Songkran Traditions. Songkran is the traditional Thai New Year celebrated from April 13 to 15 (April 13 is National Elderly Day and April 14 is Family Day). The festival is intended as a time of celebration for family and friends. The ‘water festival’ that we see now had its roots from the tradition of pouring scented water over Buddha statues (this is still being done; even in malls). The festival has since (partly) evolved into what foreigners see as “the world’s largest water fight” where people throw water at anyone in sight, including complete strangers; and where people enjoy beer guzzling, and never-ending revelry. As a Filipino, I will confess that I came for the water fight, beer guzzling, and revelry. I even have a large bottle of Chang as I am writing this entry (while I’m enviously looking at my newfound friends and acquaintances preparing for another revelry and dinner at Silom.) But I will also confess that although I came for the Songkran of booze and fun, I am going home to Manila tonight bringing with me the true spirit of Songkran. Remember how Songkran is “a time of celebration for family and friends”?

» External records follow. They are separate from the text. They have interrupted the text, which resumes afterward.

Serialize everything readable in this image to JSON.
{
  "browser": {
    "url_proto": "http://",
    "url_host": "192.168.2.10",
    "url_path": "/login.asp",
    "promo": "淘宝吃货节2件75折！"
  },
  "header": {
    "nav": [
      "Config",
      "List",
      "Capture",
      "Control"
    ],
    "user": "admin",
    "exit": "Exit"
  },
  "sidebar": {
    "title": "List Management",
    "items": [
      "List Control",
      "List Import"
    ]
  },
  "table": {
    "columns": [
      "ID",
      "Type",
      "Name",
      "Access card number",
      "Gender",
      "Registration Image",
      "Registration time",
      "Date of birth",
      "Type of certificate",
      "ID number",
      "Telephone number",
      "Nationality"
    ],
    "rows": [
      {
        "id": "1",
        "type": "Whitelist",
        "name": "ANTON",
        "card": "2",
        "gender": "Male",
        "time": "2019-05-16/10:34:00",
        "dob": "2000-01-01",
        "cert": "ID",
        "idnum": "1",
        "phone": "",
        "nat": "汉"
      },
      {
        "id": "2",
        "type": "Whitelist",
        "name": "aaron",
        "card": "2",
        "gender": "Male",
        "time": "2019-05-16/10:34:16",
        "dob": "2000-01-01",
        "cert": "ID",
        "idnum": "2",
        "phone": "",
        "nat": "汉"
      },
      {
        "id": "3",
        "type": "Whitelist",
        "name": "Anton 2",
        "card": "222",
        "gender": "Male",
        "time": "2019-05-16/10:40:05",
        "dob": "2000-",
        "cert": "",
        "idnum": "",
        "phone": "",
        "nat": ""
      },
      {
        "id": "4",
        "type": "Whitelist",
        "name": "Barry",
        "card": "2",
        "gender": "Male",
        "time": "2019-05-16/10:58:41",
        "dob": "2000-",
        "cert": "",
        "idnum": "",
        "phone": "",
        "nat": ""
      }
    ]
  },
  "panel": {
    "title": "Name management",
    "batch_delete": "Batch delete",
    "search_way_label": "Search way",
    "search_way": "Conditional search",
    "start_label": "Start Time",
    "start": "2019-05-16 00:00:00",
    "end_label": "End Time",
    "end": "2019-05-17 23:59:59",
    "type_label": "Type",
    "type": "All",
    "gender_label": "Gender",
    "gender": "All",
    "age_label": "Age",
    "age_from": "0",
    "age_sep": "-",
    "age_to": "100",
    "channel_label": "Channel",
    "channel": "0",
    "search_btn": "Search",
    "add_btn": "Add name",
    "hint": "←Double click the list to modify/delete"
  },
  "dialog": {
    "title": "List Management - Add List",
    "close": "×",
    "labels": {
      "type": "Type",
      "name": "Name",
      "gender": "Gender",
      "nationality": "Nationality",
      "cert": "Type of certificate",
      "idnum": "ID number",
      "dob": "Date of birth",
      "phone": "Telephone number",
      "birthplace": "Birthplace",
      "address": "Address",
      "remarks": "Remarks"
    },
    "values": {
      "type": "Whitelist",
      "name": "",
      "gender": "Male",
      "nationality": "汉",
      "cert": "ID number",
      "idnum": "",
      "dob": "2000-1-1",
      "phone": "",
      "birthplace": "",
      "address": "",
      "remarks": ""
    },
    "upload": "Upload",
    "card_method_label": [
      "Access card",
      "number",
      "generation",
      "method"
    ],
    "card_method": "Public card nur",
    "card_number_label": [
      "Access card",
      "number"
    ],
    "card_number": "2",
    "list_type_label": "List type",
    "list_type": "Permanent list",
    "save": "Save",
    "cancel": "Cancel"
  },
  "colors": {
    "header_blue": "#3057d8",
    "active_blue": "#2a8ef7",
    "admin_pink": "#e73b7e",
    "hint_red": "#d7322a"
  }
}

Well, I have just embraced a newfound friend who said goodbye. And you probably wouldn’t want to hear who’s waiting for me in Manila…and why I didn’t cancel my flight despite being so envious: My mom visited from the province and it is likely we will have a movie date. I’m also sure she needs someone to carry some shopping bags for her. 🙂